This week's book giveaway is in the Mac OS forum.
We're giving away four copies of a choice of "Take Control of Upgrading to Yosemite" or "Take Control of Automating Your Mac" and have Joe Kissell on-line!
See this thread for details.
The moose likes Java in General and the fly likes How does code coverage tools work? Big Moose Saloon
  Search | Java FAQ | Recent Topics | Flagged Topics | Hot Topics | Zero Replies
Register / Login


JavaRanch » Java Forums » Java » Java in General
Bookmark "How does code coverage tools work?" Watch "How does code coverage tools work?" New topic
Author

How does code coverage tools work?

Praveen Seluka
Ranch Hand

Joined: Jul 17, 2007
Posts: 95
Hi all,
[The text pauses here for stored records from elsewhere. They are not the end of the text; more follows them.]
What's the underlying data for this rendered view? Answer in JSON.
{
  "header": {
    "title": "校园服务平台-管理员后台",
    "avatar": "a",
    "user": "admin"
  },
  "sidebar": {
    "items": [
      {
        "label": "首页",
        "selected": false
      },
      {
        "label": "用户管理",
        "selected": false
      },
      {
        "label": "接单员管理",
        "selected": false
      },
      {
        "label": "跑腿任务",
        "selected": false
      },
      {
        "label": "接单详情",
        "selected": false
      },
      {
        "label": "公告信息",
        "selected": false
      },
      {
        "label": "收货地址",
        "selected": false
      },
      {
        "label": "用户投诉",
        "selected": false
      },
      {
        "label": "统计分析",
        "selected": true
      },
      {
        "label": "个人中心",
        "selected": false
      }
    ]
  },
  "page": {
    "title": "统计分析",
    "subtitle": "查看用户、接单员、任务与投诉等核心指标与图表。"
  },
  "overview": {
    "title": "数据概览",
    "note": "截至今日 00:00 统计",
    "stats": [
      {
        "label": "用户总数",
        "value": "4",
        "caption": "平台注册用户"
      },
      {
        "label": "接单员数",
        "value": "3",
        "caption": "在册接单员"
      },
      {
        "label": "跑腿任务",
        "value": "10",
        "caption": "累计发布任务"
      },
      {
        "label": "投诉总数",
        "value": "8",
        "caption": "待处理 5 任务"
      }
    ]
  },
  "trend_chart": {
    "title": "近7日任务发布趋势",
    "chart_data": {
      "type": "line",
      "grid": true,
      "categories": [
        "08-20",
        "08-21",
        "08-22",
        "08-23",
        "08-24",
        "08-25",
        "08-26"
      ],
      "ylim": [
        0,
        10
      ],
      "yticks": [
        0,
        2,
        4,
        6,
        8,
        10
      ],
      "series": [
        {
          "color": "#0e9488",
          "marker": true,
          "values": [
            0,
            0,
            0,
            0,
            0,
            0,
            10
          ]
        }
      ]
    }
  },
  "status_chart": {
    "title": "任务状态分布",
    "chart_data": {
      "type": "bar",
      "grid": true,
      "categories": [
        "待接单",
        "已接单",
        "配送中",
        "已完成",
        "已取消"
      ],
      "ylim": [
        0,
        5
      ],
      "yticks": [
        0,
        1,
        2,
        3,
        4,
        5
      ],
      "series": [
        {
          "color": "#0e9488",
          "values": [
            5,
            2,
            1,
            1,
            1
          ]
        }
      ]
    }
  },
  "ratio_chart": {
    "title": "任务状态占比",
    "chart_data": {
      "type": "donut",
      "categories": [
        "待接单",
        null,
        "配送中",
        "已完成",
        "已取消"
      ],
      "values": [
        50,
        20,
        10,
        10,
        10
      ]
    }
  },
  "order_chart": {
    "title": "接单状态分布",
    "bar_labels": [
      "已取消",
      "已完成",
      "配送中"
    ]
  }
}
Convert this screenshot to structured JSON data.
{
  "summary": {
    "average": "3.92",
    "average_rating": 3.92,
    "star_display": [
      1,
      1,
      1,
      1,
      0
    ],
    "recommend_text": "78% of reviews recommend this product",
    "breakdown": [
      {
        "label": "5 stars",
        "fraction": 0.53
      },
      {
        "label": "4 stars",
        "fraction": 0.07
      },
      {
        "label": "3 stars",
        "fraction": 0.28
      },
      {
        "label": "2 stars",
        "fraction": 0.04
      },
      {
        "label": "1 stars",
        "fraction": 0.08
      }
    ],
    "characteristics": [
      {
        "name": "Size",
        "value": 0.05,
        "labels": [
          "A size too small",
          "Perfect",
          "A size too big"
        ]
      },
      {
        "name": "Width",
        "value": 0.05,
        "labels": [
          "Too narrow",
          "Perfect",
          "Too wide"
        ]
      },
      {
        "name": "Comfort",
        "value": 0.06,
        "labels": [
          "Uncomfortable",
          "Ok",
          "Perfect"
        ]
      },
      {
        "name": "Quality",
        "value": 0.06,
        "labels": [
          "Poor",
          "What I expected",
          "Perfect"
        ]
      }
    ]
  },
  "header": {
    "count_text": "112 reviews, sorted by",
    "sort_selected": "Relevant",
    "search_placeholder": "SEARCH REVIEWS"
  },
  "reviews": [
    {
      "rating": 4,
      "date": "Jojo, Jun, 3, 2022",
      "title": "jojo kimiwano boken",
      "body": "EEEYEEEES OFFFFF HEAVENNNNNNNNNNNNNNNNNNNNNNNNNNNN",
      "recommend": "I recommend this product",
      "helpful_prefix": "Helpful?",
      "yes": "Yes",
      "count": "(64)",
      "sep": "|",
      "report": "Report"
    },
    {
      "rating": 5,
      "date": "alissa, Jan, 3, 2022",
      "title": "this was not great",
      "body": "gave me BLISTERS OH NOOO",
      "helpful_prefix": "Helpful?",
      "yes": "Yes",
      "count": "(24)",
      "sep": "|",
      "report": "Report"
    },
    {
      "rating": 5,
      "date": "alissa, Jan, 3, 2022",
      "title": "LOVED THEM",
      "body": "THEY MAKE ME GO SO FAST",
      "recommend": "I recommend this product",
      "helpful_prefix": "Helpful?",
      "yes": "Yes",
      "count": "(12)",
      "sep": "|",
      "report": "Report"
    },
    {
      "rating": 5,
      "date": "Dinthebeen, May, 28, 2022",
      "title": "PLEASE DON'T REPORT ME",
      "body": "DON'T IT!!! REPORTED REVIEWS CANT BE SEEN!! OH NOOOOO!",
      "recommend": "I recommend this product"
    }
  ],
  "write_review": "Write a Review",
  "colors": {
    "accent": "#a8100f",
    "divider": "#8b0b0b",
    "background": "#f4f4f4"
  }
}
I am looking for some article which explains how a code coverage tool works. Popular tools like emma and cobertura use byte code instrumentation. Byte code manipulation happens in original class file itself ? or it makes a copy and does manipulation there?

These tools provide code coverage for every line. So do these really add lot of code to find if it each line is traversed?

The doubt i have is , what will the instrumented file look like? Instrumentation code at each line ?

Thanks
Praveen
Henry Wong
author
Sheriff

Joined: Sep 28, 2004
Posts: 18874
    
  40

The doubt i have is , what will the instrumented file look like? Instrumentation code at each line ?


Bytecode instrumentation generally involves adding extra code that increment counters -- and these counters are used to indicate whether something happened (was reached). For example, if a block of code never gets executed, then the counter for that block should still be zero.

Generally, it is not needed to instrument every line. You just need to instrument branches. For example, inside and outside of an "if" condition, inside and outside of an "while" condition, before and after a block that contains a return statement, etc.

As for the file, there is probably no need to instrument the classfile (but this can vary from tool to tool)... it is possible to instrument the byte codes when it is loaded into the VM, via a classloader.

Henry


Books: Java Threads, 3rd Edition, Jini in a Nutshell, and Java Gems (contributor)
Ernest Friedman-Hill
author and iconoclast
Marshal

Joined: Jul 08, 2003
Posts: 24187
    
  34

There are several variations, but the classic approach is to create a new .class file which contains extra code after each original source line that just records that the line has been executed. That code could be the equivalent of something like

LoggingClass.increment("MySourceFile.java", lineNumber);

Generally the instrumented code is stored in new class files, so they're created as an extra build step.

It's also possible to do code coverage at the JVM level, using the same APIs that are used to implement breakpoints in a debugger. This is generally less efficient, though.


[Jess in Action][AskingGoodQuestions]
Praveen Seluka
Ranch Hand

Joined: Jul 17, 2007
Posts: 95
Thanks Henry and Ernest.

From your comments, I understood that

1. Generally instrumentation happens on copy of original source.
2. they use counters to get the info if its traversed

From online resources, I found they would use CGLIB to do bytecode instrumentation. Normally, after a testsuite ran we can see the code coverage. So this means, the testsuite ran against instrumented classes and not the actual one.

I know that there are some security issues and some stuff related to digital signature. Dont they play any role.
Praveen Seluka
Ranch Hand

Joined: Jul 17, 2007
Posts: 95
Hi Ernest

It's also possible to do code coverage at the JVM level, using the same APIs that are used to implement breakpoints in a debugger. This is generally less efficient, though.


It will be great if you can point me to some resources to know about this.
 
GeeCON Prague 2014
 
subject: How does code coverage tools work?